GW: This leads to the newest generation of opportunity for actual equipment. As we are all now working with the cloud, we now have the fog coming, which is local and regional versions of the cloud where you can extract information locally where you need it, quickly, instantly, and then put it back. And that's going to create another whole industry of electronic arts as well as software.
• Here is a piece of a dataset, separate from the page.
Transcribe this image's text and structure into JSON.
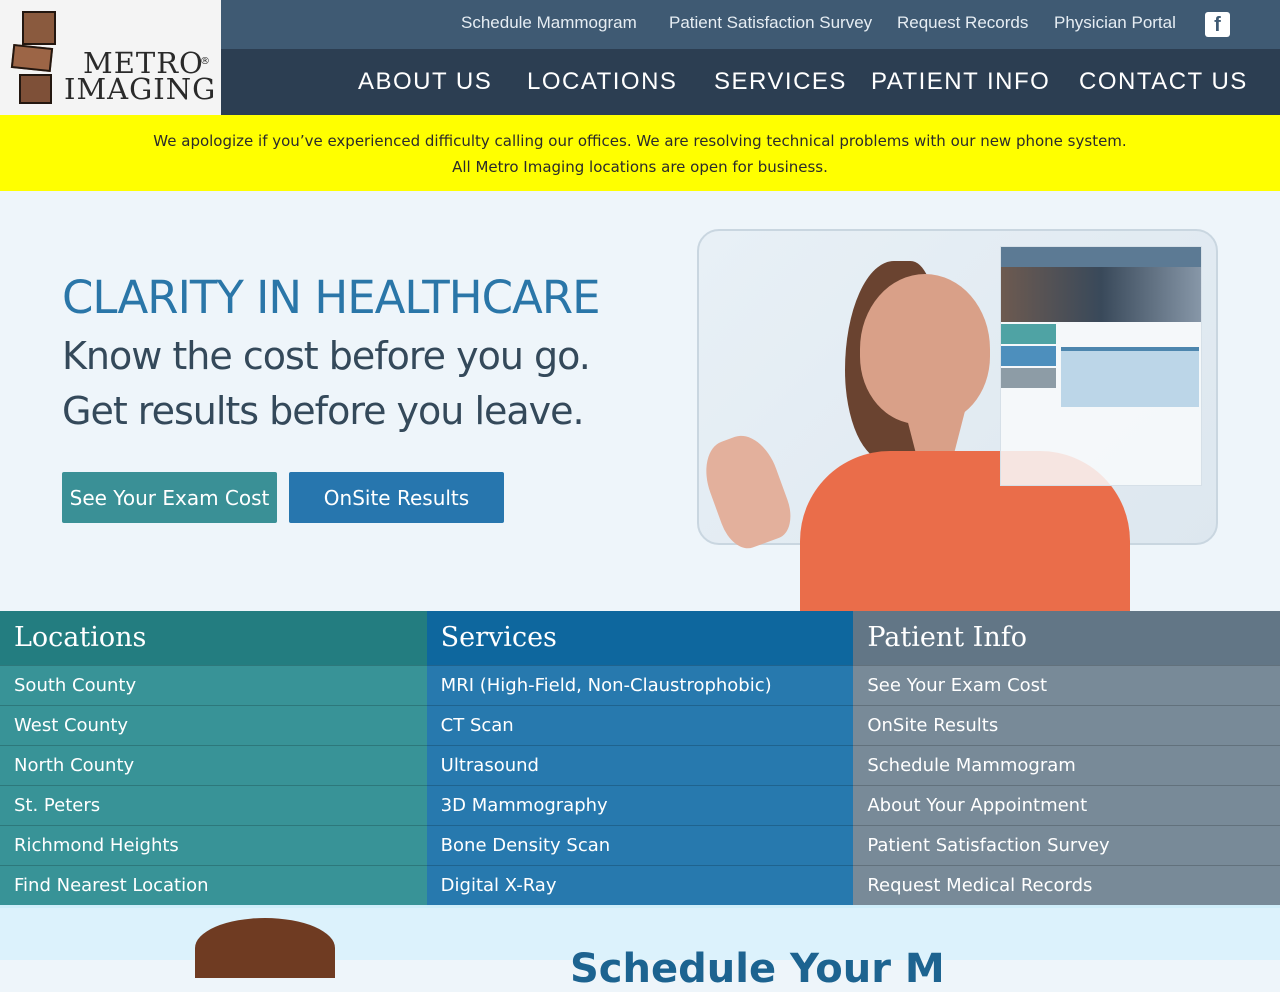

HEA: There is one other area which people don't even talk about, and it's even complicated for me to talk about it here, but it's the massive amounts of corruption, even within our industry. People want to sweep this under the rug and you can sweep it under the rug all day long, but only the other day we were sitting here talking to one of the very top companies in all of China. They were saying how they know what's going on even within their own company and they just look the other way. Of course we know that the Chinese government is addressing it, but the government is addressing it at the government level and they haven't even started to do this at the business level, and it is a very serious problem. They have just put under house arrest or in jail 50,000 government employees—that's a huge number and that's just scratching the surface. You can imagine how much that number would be in business. As a public company, it's not in our DNA to even think about things like that but when you deal with it on a daily basis we are forced to walk away from orders after orders after orders. The way people are getting those businesses is because of that. This is different than the West. China is going to have to learn a very hard lesson sooner or later.
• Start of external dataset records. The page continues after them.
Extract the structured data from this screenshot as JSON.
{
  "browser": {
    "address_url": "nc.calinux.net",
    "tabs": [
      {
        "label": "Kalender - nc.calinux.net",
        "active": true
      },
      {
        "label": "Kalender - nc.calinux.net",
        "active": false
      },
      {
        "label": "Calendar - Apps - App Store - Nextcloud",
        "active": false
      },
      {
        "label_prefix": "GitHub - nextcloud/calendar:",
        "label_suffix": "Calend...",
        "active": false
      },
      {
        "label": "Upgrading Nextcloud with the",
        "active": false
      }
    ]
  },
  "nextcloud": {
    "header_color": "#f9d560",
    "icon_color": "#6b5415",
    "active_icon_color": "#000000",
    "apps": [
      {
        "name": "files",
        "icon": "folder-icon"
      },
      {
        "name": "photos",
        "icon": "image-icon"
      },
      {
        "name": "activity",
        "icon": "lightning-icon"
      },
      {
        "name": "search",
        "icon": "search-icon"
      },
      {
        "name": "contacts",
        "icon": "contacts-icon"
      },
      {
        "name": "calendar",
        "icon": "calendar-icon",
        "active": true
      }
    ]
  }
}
GW: Wouldn't it be nice if in America we followed the rule of law that we talk about and put under house arrest 50,000 government employees that are corrupt? (Laughs.)
007: The thing that is interesting though is the rate at which technology is changing and how we're going to start applying circuits. 3D in my mind is something that is really going change everything.
GW: Well that takes away a lot of the circuit board though. About 3-4% of the surface of a circuit board has already converted to packaging for the past year of what would have been circuit boards. We will continue to see that, but when we talk about 3D though—rather than stacked vias, which are coming but it's too costly yet, especially silicon through vias—the costs are still prohibitive for now and a percentage of that will be integrated into chipset. But the total volume of parts will go up and there will be more smaller parts. It was a fact that last year the surface area of substantive laminate consumed went down. This will be a trend. The net effect was that my guess is in the next five years globally we'll see an increase of printed circuit board production of between 4-7%. With the leaders being packaging and automotive. We see a great deal of movement towards sensors that detect motion nearby and direction of the nearby motion. These are going into automotive things, smart tablets, cell phones, etc. So that business is going to continue to explode. If I would put my money on it right now the way things are in the world, I'd say military boards are going up, though they'll be more secretly done and they'll be in the whole country. Medical boards will continue to increase, it's not a big number, but it'll be in the domestic things in Europe and the U.S. In China, even though the doctors are hustlers here, they don't want to touch anything unless it's FDA approved, and that's United States. Although some of the boards are made here in China, they’re not from as sophisticated of plants.
007: Well guys, it's been great chatting with you. I always enjoy our conversations.